If 10L each of propane and oxygen are combined at the same temperature and pressure, which gas will be left over after reaction? What volume of that gas will remain? The answer is 8 L of Propane
Tried for a while but I don't understand how answer books answer is 8L of Propane.
chemistry - DrBob222, Saturday, April 7, 2012 at 5:15pm
You may use a shortcut to do these stoichiometry problems when only gases are involved.
C3H8 + 5O2 ==> 3CO2 + 4H2O
I do these in two parts.
1. How much CO2 is produced if I have 10L C3H8 and all the oxygen I need? That is
10L propane x (3 moles CO2/1 L C3H8) = 10 x 3/1 = 30 L CO2
2. How much CO2 is produced if I have 10 L O2 and all the propane I need? That is
10 L O2 x (3 mols CO2/5 mols O2) = 10 x 3/5 = 6 L CO2.
Both answers can't be correct; the correct answer in limiting reagent problems is ALWAYS the smaller value and the reagent producing that number is the limiting reagent. Therefore, O2 is the limiting reagent (and we can produce 6L CO2 although that's isn't the question). Now that we know the limiting reagent, we can calculate how much of the other one is used.
10 L O2 x (1 mol C3H8/5 mol O2) = 10 x 1/5 = 2 L propane used.

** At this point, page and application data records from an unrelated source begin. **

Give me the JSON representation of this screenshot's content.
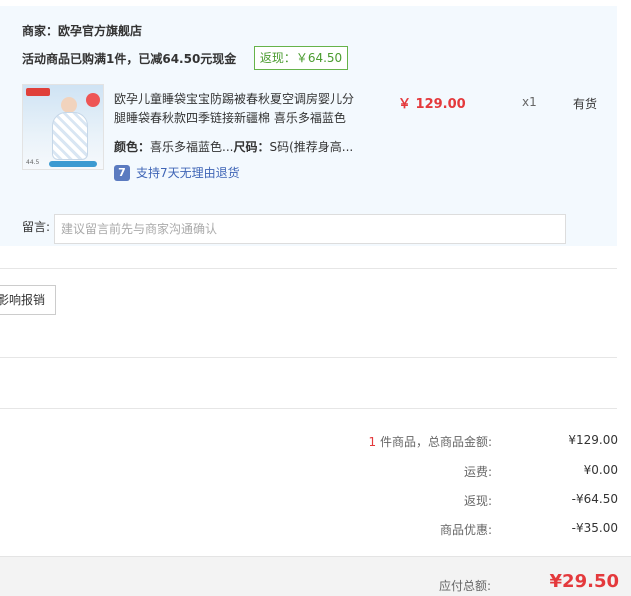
{
  "store": {
    "merchant": "商家：欧孕官方旗舰店",
    "promo": "活动商品已购满1件，已减64.50元现金",
    "rebate_tag": "返现：￥64.50"
  },
  "product": {
    "title": "欧孕儿童睡袋宝宝防踢被春秋夏空调房婴儿分腿睡袋春秋款四季链接新疆棉 喜乐多福蓝色",
    "price": "￥ 129.00",
    "quantity": "x1",
    "stock": "有货",
    "color_label": "颜色：",
    "color_value": "喜乐多福蓝色...",
    "size_label": "尺码：",
    "size_value": "S码(推荐身高...",
    "returns_icon_text": "7",
    "returns_text": "支持7天无理由退货",
    "image_price_text": "44.5"
  },
  "message": {
    "label": "留言:",
    "placeholder": "建议留言前先与商家沟通确认"
  },
  "invoice": {
    "button_label": "影响报销"
  },
  "summary": {
    "items_count": "1",
    "items_label": " 件商品，总商品金额:",
    "items_value": "¥129.00",
    "shipping_label": "运费:",
    "shipping_value": "¥0.00",
    "rebate_label": "返现:",
    "rebate_value": "-¥64.50",
    "discount_label": "商品优惠:",
    "discount_value": "-¥35.00"
  },
  "total": {
    "label": "应付总额:",
    "value": "¥29.50"
  },
  "colors": {
    "price_red": "#e4393c",
    "rebate_green": "#4a9b2f",
    "store_bg": "#f3f9fe",
    "link_blue": "#3f65b6"
  }
}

We started with 10, used 2, we must have 8 left over. Book is right.